As for how much strength training and cardio you do each week, Walker recommends 30-minute cardio three to five times per week and 25-minute strength training two to five times per week.”More isn’t always more.
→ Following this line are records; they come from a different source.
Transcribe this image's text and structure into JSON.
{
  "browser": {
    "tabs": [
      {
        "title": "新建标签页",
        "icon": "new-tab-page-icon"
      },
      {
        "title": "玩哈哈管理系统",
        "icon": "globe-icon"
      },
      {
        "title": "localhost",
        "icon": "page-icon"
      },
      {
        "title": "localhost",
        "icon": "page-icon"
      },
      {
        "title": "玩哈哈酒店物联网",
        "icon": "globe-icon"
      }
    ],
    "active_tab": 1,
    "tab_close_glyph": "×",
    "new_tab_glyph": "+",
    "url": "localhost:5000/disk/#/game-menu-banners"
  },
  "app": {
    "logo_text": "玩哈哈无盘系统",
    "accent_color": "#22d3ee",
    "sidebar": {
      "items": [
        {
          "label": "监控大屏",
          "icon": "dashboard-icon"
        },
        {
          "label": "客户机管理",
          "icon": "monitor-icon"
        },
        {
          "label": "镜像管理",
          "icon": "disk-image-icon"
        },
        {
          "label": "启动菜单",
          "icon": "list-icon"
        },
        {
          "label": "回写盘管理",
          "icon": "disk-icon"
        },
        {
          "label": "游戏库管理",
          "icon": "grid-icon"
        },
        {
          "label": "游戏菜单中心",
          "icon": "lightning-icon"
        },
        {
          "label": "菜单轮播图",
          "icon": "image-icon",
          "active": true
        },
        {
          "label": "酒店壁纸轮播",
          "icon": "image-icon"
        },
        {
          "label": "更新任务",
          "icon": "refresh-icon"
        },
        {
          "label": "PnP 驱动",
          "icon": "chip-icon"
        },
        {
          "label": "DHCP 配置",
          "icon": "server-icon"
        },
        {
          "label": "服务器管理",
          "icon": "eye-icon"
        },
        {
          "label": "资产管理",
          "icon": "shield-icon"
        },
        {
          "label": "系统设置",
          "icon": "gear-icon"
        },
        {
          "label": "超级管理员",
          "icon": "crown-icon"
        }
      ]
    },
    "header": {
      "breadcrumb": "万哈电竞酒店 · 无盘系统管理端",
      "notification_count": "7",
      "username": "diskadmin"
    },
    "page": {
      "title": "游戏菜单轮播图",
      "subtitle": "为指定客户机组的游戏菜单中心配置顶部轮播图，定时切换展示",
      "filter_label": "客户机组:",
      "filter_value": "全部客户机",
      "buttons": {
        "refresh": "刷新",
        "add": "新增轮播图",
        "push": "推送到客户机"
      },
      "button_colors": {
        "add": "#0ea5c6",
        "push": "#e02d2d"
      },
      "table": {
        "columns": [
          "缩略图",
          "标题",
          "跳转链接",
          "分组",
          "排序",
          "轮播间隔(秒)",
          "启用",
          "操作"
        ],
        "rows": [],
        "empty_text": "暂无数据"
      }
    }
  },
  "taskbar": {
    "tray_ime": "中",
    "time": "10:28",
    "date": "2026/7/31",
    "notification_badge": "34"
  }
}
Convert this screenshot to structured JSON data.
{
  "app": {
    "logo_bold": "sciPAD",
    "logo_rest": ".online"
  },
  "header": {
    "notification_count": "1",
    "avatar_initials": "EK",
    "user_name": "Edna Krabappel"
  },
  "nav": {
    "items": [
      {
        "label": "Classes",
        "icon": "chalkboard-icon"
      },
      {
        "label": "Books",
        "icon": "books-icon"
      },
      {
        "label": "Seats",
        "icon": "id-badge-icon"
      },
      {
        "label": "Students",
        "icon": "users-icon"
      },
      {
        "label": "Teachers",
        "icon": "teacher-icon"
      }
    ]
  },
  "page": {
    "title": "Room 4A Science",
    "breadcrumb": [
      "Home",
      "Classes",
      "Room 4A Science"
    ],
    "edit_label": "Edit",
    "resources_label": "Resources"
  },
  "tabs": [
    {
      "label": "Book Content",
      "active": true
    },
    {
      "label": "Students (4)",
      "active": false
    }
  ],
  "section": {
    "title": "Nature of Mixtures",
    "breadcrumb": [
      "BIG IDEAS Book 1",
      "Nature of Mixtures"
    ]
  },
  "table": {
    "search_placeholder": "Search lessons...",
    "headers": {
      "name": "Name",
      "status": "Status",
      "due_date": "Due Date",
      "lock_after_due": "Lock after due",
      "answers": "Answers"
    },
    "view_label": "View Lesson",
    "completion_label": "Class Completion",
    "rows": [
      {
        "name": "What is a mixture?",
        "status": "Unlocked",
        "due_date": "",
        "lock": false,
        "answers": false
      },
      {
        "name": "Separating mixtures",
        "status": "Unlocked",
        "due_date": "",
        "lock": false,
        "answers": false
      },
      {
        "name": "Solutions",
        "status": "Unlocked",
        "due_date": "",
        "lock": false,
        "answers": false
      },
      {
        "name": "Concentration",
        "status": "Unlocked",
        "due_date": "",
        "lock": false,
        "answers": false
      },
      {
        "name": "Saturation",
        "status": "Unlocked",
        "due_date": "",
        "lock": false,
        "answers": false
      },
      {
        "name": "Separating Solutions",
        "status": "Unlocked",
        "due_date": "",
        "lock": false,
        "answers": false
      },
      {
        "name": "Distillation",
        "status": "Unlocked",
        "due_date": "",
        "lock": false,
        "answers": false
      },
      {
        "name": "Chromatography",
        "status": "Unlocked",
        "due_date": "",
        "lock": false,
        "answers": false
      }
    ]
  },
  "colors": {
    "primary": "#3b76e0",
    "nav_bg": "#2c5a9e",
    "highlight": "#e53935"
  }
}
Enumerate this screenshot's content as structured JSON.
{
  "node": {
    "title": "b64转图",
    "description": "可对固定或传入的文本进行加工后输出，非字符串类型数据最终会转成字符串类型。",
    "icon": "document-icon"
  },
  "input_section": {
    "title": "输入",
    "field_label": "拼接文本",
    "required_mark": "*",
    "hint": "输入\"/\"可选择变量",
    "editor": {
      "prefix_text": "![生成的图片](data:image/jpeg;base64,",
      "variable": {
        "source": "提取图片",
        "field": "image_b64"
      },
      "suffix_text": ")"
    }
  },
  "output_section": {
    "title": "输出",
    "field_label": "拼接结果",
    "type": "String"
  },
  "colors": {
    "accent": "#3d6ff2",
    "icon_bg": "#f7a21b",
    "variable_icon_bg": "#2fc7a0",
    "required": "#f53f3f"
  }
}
It’s important to listen to your body and give yourself enough rest and recovery,” she adds.
RELATED: What to Know About Functional Strength Training, the Type of Exercise That Makes Your Life 10 Times Easier
If lifting weights and doing cardio on the same day works best for your schedule, Batts says to decide what to do based on your workout goals: Whatever it is, do it first, because then you’ll have more energy.”For example, someone training for an upcoming half-marathon will do running training first and then strength training (because their primary fitness goal is to build endurance),” she says.Lifting weights requires energy, so if you do strength training first, you may not be able to run that far later.
On the other hand, if your goal is strength training, lift weights first.”You’ll be in better form and have more energy to lift more loads or [do more reps] than you would do the same thing with a slightly tired muscle,” Walker says.Here’s a valid point: If you’ve completed a 30-minute run on the treadmill, your physique is more likely to suffer when you train with dumbbells sparingly.This also helps prevent injuries.
Both coaches say there are also many types of exercise that combine cardio with strength training, so someone could do both.Walker says F45 (where she trains), YogaSculpt at Core Power Yoga, and Les Mills BodyAttack (where she teaches) are three fitness classes that are structured with that in mind.You can also create your own cardio-strength-training combo with circuit training, which alternates between these different workouts with minimal rest in between, says Batts.
Instead of getting too hung up on what to do first, the most important thing is to work on moving your body – that’s what really matters.No matter how you schedule your workouts, your body will benefit, and it may also prolong your life.

Post time: Aug-02-2022